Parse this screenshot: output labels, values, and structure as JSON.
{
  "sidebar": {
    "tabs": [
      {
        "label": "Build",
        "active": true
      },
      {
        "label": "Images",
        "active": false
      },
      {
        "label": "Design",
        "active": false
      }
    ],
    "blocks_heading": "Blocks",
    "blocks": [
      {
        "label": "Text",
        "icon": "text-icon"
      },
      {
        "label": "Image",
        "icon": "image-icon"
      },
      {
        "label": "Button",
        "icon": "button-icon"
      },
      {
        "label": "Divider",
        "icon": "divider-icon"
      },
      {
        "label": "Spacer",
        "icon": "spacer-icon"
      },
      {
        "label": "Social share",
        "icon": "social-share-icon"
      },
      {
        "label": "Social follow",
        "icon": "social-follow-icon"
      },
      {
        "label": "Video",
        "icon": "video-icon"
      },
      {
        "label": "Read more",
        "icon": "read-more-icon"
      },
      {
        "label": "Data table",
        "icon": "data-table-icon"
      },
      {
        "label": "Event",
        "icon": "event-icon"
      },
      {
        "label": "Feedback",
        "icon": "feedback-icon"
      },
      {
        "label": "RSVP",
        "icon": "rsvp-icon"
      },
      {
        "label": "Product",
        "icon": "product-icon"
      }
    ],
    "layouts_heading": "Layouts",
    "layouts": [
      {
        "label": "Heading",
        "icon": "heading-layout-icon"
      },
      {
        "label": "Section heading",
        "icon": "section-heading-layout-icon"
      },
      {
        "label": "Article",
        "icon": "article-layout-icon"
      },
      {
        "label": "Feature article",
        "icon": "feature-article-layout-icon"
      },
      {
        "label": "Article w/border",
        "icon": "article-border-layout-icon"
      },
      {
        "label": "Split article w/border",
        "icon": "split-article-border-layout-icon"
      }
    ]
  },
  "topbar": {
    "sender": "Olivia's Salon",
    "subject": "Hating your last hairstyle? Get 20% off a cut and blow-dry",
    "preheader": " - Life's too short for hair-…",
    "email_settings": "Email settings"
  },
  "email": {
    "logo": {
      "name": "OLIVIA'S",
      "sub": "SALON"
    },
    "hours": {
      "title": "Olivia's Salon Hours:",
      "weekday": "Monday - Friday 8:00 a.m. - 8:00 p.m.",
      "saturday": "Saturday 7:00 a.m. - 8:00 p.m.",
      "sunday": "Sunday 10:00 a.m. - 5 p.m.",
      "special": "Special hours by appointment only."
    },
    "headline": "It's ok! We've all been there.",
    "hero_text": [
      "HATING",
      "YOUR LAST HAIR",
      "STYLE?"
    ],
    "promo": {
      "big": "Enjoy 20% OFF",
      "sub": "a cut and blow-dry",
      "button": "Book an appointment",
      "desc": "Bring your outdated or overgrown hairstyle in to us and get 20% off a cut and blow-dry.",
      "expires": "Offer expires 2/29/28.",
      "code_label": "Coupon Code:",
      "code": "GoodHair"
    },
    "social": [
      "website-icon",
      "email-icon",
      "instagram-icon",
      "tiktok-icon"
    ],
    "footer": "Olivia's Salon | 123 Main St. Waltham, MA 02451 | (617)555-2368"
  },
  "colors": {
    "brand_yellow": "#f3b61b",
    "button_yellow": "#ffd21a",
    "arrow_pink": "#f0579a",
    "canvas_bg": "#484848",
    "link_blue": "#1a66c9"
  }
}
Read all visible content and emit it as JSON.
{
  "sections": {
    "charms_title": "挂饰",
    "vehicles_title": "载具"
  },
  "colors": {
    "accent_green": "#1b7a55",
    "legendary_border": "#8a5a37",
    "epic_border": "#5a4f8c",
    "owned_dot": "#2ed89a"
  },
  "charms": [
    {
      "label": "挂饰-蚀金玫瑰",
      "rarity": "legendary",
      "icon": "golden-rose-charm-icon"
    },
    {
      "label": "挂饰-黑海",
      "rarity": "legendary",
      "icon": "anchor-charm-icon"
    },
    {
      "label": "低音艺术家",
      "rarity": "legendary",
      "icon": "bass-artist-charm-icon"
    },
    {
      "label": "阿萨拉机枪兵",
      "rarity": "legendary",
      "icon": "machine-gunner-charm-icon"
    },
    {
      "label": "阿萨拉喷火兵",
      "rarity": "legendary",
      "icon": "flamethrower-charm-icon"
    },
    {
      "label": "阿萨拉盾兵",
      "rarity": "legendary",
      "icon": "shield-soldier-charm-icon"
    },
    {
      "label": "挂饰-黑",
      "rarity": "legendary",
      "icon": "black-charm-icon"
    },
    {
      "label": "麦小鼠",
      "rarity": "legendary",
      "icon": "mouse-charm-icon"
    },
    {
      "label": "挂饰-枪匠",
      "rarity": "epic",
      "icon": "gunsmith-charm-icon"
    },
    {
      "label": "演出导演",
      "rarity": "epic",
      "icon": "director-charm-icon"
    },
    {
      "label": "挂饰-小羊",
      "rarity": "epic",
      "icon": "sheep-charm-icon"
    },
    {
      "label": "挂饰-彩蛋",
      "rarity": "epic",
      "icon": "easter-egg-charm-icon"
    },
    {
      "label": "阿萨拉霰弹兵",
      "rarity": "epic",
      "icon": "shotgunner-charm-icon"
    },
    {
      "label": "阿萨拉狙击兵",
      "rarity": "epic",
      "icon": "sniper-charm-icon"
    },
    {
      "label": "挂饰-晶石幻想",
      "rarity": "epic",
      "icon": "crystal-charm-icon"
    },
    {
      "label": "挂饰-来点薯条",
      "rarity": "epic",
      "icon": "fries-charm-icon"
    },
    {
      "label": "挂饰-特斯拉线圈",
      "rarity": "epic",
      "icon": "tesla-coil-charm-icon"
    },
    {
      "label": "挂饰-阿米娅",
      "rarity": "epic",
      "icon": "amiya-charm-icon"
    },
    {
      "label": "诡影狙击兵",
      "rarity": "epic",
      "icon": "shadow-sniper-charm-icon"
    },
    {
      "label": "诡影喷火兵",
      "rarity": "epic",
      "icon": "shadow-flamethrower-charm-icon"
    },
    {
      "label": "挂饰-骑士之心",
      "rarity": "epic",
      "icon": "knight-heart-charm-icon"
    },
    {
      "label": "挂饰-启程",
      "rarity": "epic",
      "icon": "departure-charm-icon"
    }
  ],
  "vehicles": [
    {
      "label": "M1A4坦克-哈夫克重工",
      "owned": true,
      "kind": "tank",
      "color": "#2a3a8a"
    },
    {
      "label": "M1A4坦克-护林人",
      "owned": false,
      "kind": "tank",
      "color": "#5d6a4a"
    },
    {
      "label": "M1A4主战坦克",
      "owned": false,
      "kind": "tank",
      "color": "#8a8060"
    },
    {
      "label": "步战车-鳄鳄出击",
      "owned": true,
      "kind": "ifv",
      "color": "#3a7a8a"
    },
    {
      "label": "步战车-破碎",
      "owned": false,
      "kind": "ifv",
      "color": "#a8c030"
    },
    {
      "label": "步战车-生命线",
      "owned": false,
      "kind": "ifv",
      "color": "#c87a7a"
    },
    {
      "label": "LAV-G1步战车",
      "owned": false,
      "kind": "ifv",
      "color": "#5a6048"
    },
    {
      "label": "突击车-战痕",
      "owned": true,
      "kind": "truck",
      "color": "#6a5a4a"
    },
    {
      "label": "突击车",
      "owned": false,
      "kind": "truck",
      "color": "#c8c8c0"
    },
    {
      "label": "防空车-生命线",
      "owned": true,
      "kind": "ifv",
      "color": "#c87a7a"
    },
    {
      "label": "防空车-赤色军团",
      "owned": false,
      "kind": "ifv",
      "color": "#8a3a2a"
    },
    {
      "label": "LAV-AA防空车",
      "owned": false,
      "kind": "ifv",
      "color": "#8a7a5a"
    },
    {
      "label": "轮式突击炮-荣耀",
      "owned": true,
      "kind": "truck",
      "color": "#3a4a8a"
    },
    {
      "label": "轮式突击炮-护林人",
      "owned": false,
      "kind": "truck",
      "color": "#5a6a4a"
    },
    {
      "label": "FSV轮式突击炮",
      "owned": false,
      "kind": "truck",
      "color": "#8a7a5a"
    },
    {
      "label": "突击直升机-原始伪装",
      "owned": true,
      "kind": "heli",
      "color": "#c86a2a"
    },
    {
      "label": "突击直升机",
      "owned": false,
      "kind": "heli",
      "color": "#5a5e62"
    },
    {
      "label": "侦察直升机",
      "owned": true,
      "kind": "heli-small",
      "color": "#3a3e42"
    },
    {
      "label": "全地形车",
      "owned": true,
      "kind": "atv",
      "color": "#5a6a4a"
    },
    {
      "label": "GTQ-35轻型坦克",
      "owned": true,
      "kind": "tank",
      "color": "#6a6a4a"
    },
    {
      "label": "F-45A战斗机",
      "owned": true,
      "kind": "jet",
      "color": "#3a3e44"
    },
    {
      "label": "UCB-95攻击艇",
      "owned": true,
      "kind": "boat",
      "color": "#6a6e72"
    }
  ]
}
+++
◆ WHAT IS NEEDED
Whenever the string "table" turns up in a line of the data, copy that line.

◆ EXERCISE RESULT
        "label": "Data table",
        "icon": "data-table-icon"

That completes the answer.